We found that in healthy elderly men, preservation of whole brain volume was associated with larger total neck muscle cross-sectional area. Therefore in an elderly cohort, those that have a smaller muscle bulk have undergone more brain atrophy. This finding supports the common cause hypothesis, by demonstrating that the rate of sarcopenia and ARCD may occur in parallel within individuals, driven by core underlying biological processes. However, we found no significant association between total neck muscle CSA and ventricular volume (a different measure of brain atrophy), or hippocampal or cerebellar volumes.
We unexpectedly found that total neck muscle CSA was significantly negatively associated with estimated prior cognitive ability (NART) after adjustment for ICA and age, but we found no significant association between total neck muscle CSA and current cognitive abilities. This suggests that those with lower prior cognitive ability may have larger muscles in old age. Muscle mass in old age is determined by 2 factors. Firstly, peak muscle bulk obtained in young adulthood, and secondly, rate of muscle atrophy with ageing. Therefore we hypothesise that those with lower cognitive abilities may have undertaken more manual work
[49, 50] and therefore achieved a greater peak muscle bulk and a larger muscle mass in old age. We can find no plausible explanation as to why a lower prior cognitive ability would favour a slower rate of muscle atrophy. We unfortunately do not have sufficiently detailed previous occupational history or socio-economic class data for the participants to be able to test this theory further at this point.

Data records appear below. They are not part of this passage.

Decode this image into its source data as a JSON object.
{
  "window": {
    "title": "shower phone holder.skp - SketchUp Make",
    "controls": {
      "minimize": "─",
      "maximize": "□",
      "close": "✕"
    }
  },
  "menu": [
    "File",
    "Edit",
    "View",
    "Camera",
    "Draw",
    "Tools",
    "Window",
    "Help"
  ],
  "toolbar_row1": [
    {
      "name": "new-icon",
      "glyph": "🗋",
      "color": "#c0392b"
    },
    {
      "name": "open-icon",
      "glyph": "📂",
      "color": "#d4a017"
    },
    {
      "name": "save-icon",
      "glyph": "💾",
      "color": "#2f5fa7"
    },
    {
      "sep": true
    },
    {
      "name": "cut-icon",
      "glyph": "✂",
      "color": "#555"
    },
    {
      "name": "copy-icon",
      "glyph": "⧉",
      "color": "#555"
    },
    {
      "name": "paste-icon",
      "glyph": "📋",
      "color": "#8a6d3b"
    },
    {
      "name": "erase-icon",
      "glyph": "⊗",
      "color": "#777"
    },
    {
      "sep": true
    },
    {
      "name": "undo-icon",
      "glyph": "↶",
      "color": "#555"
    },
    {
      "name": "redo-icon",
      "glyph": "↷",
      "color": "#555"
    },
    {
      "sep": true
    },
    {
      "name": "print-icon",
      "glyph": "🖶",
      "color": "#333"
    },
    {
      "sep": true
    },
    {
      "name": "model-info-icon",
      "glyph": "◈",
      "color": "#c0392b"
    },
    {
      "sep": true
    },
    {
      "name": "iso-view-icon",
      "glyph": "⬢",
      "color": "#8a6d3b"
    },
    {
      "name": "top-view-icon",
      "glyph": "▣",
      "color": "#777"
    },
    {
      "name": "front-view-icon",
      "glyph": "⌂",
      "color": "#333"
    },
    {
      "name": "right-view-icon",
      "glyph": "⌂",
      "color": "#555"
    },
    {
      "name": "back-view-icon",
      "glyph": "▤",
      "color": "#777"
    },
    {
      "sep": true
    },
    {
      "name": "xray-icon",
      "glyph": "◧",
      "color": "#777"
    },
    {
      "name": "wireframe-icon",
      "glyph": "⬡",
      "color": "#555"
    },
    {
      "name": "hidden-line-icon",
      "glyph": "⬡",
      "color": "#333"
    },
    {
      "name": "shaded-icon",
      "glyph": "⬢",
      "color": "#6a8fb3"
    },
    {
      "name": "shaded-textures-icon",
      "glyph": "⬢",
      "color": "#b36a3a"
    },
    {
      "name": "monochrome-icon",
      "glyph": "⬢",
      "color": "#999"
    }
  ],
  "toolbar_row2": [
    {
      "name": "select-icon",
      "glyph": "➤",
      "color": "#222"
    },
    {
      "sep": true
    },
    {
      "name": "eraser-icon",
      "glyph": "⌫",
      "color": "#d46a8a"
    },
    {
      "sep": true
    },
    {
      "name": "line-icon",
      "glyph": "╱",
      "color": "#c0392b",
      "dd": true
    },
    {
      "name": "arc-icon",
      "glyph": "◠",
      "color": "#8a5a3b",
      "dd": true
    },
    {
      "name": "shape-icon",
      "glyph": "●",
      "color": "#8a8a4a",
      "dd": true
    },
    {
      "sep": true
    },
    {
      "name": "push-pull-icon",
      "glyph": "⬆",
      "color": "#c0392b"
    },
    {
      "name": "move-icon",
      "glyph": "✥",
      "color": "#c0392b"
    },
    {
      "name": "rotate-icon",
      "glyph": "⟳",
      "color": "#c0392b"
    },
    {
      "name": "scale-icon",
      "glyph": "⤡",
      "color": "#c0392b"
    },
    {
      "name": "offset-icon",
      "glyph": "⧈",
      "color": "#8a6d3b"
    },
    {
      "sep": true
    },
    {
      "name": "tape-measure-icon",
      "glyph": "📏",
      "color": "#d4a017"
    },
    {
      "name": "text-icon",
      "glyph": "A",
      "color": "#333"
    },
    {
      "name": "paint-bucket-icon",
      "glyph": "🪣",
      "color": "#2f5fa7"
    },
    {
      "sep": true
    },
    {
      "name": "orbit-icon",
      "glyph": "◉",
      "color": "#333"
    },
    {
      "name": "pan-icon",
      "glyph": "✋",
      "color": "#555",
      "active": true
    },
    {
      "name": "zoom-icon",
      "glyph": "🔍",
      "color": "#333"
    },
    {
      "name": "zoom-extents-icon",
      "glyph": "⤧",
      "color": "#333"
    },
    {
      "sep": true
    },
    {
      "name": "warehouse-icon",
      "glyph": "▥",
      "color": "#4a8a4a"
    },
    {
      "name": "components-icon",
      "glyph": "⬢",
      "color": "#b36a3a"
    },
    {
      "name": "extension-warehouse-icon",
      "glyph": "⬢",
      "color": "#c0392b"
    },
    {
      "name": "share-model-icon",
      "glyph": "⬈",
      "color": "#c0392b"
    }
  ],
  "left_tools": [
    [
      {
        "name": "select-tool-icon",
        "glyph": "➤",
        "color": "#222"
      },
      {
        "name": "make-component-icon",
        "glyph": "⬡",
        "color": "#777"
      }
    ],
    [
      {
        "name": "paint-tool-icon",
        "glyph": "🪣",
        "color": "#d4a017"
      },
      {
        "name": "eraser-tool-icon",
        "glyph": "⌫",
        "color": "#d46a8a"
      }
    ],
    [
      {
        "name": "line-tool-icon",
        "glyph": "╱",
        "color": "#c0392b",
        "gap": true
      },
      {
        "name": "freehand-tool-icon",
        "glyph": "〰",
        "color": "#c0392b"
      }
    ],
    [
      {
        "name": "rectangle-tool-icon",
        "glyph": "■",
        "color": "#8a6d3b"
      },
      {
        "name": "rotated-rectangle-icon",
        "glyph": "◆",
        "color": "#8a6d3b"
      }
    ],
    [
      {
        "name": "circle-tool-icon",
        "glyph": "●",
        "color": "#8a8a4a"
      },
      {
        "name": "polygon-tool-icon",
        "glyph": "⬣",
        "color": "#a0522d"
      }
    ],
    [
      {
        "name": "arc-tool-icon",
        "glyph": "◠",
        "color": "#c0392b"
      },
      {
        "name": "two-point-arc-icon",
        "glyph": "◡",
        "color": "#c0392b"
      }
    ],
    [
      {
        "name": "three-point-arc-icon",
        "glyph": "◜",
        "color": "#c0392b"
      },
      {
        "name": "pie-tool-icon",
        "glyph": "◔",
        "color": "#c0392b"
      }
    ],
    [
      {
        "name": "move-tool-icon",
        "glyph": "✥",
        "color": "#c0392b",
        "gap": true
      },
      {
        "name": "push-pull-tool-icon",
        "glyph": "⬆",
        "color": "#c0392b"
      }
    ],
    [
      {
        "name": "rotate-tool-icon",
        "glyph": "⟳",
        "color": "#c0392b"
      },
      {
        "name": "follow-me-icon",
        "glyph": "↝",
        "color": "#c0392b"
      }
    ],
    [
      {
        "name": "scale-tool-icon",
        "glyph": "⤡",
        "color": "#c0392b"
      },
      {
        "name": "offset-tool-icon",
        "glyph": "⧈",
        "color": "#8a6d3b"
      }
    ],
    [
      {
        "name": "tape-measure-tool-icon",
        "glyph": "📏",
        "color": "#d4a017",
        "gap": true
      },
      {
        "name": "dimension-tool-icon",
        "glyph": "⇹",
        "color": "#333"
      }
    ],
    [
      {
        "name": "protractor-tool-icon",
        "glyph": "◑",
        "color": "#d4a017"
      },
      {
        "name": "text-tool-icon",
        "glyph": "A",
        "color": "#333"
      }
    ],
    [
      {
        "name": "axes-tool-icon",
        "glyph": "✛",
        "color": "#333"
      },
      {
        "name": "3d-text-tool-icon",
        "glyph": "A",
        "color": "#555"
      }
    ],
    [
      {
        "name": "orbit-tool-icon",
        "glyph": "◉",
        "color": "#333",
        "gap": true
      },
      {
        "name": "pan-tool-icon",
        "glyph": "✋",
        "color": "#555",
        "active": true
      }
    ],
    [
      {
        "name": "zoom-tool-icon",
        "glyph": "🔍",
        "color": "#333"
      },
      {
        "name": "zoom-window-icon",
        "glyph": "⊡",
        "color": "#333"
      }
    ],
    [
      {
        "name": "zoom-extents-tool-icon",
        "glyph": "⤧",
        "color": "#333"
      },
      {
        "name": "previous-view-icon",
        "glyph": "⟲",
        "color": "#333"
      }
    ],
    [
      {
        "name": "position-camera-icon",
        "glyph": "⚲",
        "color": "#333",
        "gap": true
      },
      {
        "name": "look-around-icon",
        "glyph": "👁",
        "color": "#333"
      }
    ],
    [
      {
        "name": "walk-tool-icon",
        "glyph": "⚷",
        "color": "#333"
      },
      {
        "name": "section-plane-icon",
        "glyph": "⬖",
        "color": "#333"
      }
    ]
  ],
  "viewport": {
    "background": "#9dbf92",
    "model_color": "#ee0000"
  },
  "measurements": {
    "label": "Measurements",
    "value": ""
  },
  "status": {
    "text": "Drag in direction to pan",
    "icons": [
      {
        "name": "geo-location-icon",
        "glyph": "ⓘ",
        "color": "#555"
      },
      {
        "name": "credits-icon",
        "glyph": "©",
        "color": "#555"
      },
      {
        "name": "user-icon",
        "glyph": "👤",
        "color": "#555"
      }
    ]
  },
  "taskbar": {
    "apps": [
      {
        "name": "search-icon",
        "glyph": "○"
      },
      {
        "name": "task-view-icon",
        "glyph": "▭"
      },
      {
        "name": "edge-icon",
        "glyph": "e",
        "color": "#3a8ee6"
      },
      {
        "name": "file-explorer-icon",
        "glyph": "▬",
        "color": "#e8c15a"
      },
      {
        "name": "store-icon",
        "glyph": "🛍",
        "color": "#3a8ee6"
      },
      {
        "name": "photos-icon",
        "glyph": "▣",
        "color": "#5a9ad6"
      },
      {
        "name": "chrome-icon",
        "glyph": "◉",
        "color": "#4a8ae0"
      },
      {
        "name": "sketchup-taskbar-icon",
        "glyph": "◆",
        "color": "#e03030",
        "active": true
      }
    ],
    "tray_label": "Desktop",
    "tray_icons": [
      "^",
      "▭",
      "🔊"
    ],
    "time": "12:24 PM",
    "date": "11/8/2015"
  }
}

We found only one previous study which investigated the relationship between muscle size and brain size, and this study also found a positive relationship between muscle bulk and whole brain volume. Burns et al. studied elderly people with early Alzheimer’s disease (AD) (n = 70) or normal cognition (n = 70) and found that whole brain volume, normalized for head size, was predictive of lean mass as measured by DEXA (Beta .20, p < .001) in both groups
. White matter volume was the primary driving factor for the relationship (Beta .19, p < .001) while grey matter volume showed no association with lean mass. This indicates that the cause of loss of lean muscle mass in AD may be different to normal ageing as it is primarily grey matter that is lost in AD.
In the above study Burns et al. also investigated the relationship between MMSE and a measure of global cognitive performance (a composite score made up of the results of a battery of tests, including the DSST and verbal fluency) with muscle mass
. They found a significant positive association between both the global cognitive performance score (Beta .12, p = .007) and MMSE (Beta .11, p = .009) and muscle mass, controlling for age and sex but not for prior cognition which we have shown to correlate with both brain and muscle size (Table
3). Our study was able to investigate the relationship between cognitive decline, by adjusting for prior cognition using the NART score, and current cognition, whereas this study only looked at cross-sectional data from current cognition. This may explain why they found an association between current cognition and muscle mass and we did not.
Several large studies have also investigated the links between muscle size and cognition. In a large cross-sectional study of community dwelling women aged 75 or over (n = 7105), Nourhashemi et al. found that low cognitive function was associated with low fat free mass
. However the cognitive test used was the Short Portable Mental Status Questionnaire (SPMSQ), which consists of only 10 questions and is mainly used as a screening test for cognitive impairment.
Conversely, Wirth et al. studied 4095 consecutive geriatric hospital patients and found that fat-free mass was not associated with cognitive dysfunction, measured using MMSE, after adjusting for age, sex and Barthel index
. Also, Auyeung et al. studied 2737 cognitively normal older people and found that appendicular skeletal muscle mass (ASM) was significantly predictive of MMSE 4 years later in men but not women
. However, after adjustment for age, years of education and baseline MMSE score, the relationship in men was not significant either.
Our study has the benefit of including tests of both prior and current cognitive function. This allows us to look at cognitive decline rather than purely at current cognitive ability, and is the only study we could find that specifically tested the relationship between prior cognition and muscle size. Also, the three large studies mentioned above used cognitive tests which are primarily designed to screen for cognitive impairment (ie SPMSQ and MMSE) rather than to detect the subtleties of change in cognition with age
[40–42], for which our cognitive tests were specifically chosen. Burns et al. used more detailed cognitive tests; however the numbers involved in their study are much smaller compared to the other three studies. Our study is the first to measure muscle cross-sectional area and cognition or brain size; the above mentioned studies used either bioimpedence analysis or DEXA as the measure of muscle bulk.
The main limitations of our study are the lack of longitudinal data and the small sample size. In ageing studies longitudinal data are crucial as it is the rate of loss of muscle size or brain size that is of interest rather than measurements at a cross-sectional time point. With brain size we can partially correct for this using intracranial area, but with muscle size we are unsure if someone has lost 10% of their lean body mass in the previous decade or 50%, as clearly the peak muscle bulk obtained will affect the final outcome greatly. The study also contained mainly white males and this will affect the generalisability of our results.